“The untimely death of Brecht in August 1956 . . . affected Dessau’s career as he sought to find other lyricists who were compatible with his aesthetic views. Dessau now. . . turned to the 12-tone system as his major vehicle, attracting young admirers in the avant-garde movement ... while he continued to put his ideas of music education in a socialist state into practice ... During the new phase, he also completed two operas which were based on Brecht’s ideas. Puntila was premiered in 1966, and Einstein, 1974.” --Bach Cantatas Website
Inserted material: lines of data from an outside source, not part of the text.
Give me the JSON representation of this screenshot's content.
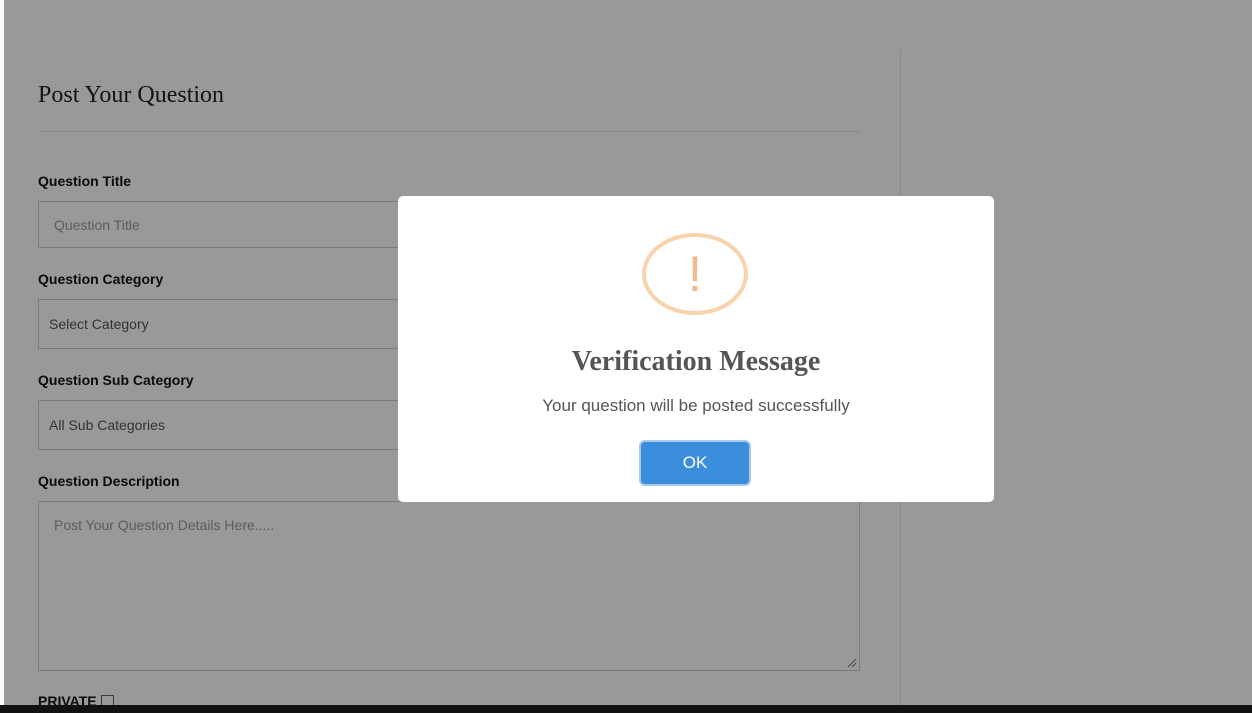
{
  "form": {
    "title": "Post Your Question",
    "question_title": {
      "label": "Question Title",
      "placeholder": "Question Title"
    },
    "question_category": {
      "label": "Question Category",
      "value": "Select Category"
    },
    "question_sub_category": {
      "label": "Question Sub Category",
      "value": "All Sub Categories"
    },
    "question_description": {
      "label": "Question Description",
      "placeholder": "Post Your Question Details Here....."
    },
    "private": {
      "label": "PRIVATE"
    }
  },
  "modal": {
    "icon": "warning-exclamation-icon",
    "icon_glyph": "!",
    "title": "Verification Message",
    "message": "Your question will be posted successfully",
    "ok_label": "OK",
    "colors": {
      "ok_button": "#3b8edc",
      "warning_icon": "#f5b987"
    }
  }
}
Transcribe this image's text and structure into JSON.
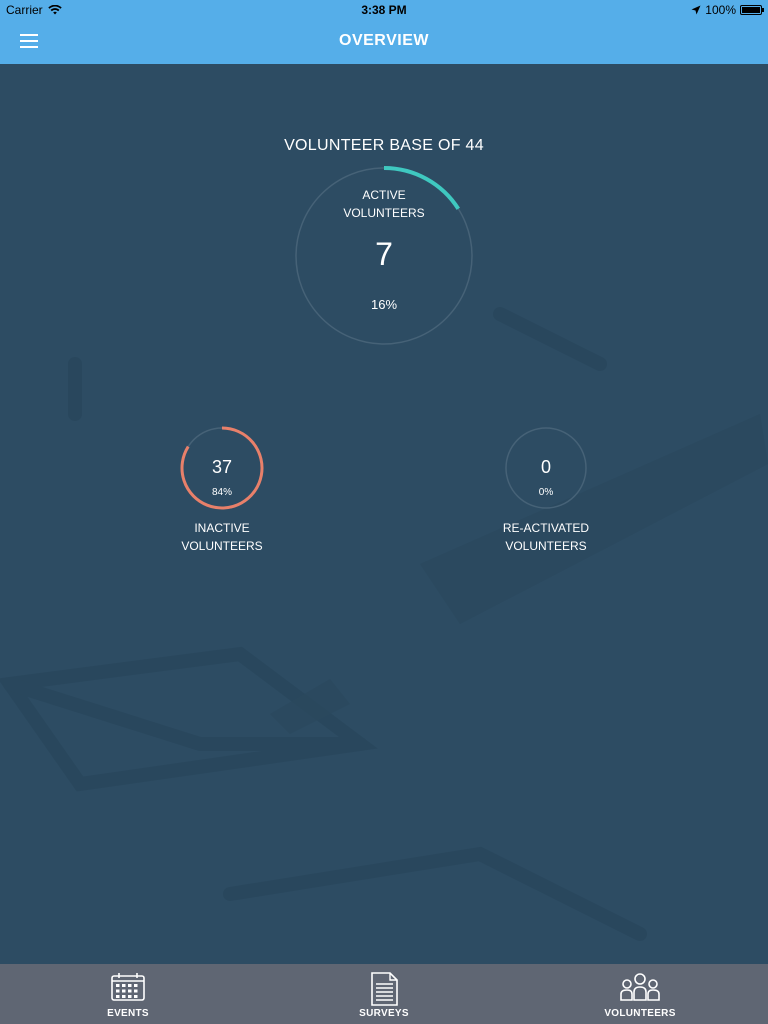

Lawrence Bush edited Jewish Currents from 2003 until 2018. He is the author of Bessie: A Novel of Love and Revolution and Waiting for God: The Spiritual Explorations of a Reluctant Atheist, among other books. His new volume of illustrated Torah commentaries, American Torah Toons 2, is scheduled for publication this year.